Without any doubt, parshat Lekh-lekha – in which we encounter the first “oleh” (new immigrant to Israel), Avraham – may be defined as the start of practical Zionism. Generally, when we speak about Zionism, we refer to the belief that Eretz Yisrael should be ruled by Jews and that all Jews should live in the land. This being so, a “Zionist” act involves moving to Israel, or introducing Jewish control over additional areas of the land.
But our parsha also introduces another aspect of Zionism. After Lot separates from Avraham, the Torah tells us: “God said to Avraham, after Lot had separated from him: “Lift up your eyes and see…” – God then promises that Avraham and his descendants will inherit the land.
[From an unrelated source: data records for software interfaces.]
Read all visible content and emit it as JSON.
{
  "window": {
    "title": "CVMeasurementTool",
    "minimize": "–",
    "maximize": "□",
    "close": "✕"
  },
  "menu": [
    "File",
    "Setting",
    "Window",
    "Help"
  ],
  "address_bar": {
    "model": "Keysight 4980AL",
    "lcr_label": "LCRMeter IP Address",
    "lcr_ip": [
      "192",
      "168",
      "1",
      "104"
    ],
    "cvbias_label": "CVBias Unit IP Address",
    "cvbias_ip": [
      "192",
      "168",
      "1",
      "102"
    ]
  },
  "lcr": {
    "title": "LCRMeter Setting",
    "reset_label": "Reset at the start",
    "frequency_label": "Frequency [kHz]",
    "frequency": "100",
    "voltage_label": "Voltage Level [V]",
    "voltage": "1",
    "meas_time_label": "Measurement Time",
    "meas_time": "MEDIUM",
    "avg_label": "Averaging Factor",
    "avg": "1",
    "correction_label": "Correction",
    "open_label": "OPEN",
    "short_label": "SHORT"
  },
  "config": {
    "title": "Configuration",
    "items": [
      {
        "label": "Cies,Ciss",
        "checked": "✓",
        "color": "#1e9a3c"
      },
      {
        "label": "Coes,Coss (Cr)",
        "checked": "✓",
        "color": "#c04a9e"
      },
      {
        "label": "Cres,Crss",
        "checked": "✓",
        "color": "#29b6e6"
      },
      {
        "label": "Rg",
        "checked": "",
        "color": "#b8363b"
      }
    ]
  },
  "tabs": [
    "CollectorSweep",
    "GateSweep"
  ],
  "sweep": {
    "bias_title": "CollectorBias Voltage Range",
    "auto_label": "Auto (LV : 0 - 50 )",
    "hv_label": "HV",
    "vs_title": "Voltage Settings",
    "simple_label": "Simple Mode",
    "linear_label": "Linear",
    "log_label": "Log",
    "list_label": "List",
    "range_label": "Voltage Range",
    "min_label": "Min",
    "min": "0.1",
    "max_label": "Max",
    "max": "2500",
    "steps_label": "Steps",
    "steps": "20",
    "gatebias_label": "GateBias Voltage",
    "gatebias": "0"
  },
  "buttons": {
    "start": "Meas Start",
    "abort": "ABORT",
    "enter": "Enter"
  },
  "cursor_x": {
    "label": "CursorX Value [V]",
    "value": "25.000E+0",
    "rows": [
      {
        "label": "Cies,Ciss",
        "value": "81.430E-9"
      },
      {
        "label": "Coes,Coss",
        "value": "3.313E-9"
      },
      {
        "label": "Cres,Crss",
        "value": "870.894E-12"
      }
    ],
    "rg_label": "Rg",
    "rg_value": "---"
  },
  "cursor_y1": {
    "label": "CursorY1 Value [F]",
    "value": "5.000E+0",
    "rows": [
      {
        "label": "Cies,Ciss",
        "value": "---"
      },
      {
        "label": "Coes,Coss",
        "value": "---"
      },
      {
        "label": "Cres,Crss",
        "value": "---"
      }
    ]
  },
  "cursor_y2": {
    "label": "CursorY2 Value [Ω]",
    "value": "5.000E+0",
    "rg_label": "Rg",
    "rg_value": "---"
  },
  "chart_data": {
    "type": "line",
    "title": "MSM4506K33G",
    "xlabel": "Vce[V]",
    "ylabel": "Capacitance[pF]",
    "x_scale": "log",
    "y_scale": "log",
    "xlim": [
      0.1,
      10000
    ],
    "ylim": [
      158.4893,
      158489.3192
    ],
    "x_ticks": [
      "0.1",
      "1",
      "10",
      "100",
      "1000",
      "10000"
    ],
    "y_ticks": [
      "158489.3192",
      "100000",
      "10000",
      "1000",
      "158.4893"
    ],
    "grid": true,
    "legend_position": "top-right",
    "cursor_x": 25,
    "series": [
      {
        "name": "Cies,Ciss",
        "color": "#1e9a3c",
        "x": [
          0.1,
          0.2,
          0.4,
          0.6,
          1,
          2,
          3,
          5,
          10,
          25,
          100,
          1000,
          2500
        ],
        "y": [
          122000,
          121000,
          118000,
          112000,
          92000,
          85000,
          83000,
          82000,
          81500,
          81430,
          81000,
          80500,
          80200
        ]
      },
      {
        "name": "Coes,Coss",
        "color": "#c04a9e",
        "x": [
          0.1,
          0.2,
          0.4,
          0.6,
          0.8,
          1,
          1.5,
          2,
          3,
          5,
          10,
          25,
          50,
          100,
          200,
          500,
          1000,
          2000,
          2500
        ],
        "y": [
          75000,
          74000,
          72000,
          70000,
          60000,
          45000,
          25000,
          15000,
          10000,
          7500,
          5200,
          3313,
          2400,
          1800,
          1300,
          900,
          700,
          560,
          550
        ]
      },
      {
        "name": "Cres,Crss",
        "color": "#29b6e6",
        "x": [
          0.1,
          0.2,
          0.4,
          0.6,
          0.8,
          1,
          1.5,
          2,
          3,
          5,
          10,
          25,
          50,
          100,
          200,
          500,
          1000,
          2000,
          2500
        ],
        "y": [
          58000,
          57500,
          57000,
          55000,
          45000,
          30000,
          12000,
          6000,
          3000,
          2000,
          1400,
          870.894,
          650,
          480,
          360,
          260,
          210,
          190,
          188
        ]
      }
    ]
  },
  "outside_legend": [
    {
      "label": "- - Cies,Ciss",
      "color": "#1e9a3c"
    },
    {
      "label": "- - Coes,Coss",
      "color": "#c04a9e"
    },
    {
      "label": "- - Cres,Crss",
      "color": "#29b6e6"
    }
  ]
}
The beginning of the verse appears clumsy and redundant: for what reason must the Torah emphasize this detail, which is already known to us – “after Lot had separated from him”? And what is its significance with regard to the rest of the verse?
Lot’s separation from Avraham is more than just geographical, and is prompted by more than merely financial considerations. According to the Midrash, the background to this parting is a moral difference of opinion. It involves negligence on the part of Lot, or his shepherds, in matters of respecting other people’s property. In proposing that they split up, Avraham expresses his dissatisfaction with the moral injustice that is taking place and his inability to live together with Lot because of his behavior.
The Torah wants to emphasize, by joining the first part of the verse – “After Lot had separated from him” – with the second part – the promise of the land, that the Divine gift of the land and the possibility of living in it is dependent upon the moral standard of Am Yisrael. If the nation does not take care to maintain an appropriate moral standard, the land will react by expelling them into exile.
We may say, then, that in addition to those actions that are generally regarded as “Zionist” endeavors – aliya and settling the land – we must add a Zionist command that is not less important, and which represents the basis for the existence of all other aspects: Be moral!
Hence the Zionist act does not end with the new immigrant stepping off the airplane, treading upon the ground of Eretz Yisrael, and settling permanently somewhere in the country. On the contrary – having done all of this, his Zionist endeavor is only just beginning! Every Jew living in the land of Israel must take care to behave in a moral way and to work on himself and on his environment from a moral point of view, thereby ensuring that the Jewish nation will be able to dwell in its land and work to complete the Zionist vision.